Interface dataset entries
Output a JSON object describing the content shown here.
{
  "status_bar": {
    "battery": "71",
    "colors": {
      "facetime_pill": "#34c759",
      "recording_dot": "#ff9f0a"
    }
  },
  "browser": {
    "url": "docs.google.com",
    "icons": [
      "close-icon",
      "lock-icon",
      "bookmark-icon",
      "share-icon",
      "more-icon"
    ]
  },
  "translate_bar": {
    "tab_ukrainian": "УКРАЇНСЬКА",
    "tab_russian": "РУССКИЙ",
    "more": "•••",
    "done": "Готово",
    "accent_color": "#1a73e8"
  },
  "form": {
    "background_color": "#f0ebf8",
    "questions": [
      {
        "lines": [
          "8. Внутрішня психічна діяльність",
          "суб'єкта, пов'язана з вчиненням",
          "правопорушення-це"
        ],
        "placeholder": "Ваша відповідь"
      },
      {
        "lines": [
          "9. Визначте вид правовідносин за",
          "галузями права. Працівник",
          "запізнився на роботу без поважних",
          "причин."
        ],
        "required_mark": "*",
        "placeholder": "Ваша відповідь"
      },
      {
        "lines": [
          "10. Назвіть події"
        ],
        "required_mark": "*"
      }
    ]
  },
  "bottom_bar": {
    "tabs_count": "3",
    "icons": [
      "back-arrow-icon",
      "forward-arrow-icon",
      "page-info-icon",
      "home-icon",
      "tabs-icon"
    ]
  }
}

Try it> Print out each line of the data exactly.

Written reply>
Output a JSON object describing the content shown here.
{
  "status_bar": {
    "battery": "71",
    "colors": {
      "facetime_pill": "#34c759",
      "recording_dot": "#ff9f0a"
    }
  },
  "browser": {
    "url": "docs.google.com",
    "icons": [
      "close-icon",
      "lock-icon",
      "bookmark-icon",
      "share-icon",
      "more-icon"
    ]
  },
  "translate_bar": {
    "tab_ukrainian": "УКРАЇНСЬКА",
    "tab_russian": "РУССКИЙ",
    "more": "•••",
    "done": "Готово",
    "accent_color": "#1a73e8"
  },
  "form": {
    "background_color": "#f0ebf8",
    "questions": [
      {
        "lines": [
          "8. Внутрішня психічна діяльність",
          "суб'єкта, пов'язана з вчиненням",
          "правопорушення-це"
        ],
        "placeholder": "Ваша відповідь"
      },
      {
        "lines": [
          "9. Визначте вид правовідносин за",
          "галузями права. Працівник",
          "запізнився на роботу без поважних",
          "причин."
        ],
        "required_mark": "*",
        "placeholder": "Ваша відповідь"
      },
      {
        "lines": [
          "10. Назвіть події"
        ],
        "required_mark": "*"
      }
    ]
  },
  "bottom_bar": {
    "tabs_count": "3",
    "icons": [
      "back-arrow-icon",
      "forward-arrow-icon",
      "page-info-icon",
      "home-icon",
      "tabs-icon"
    ]
  }
}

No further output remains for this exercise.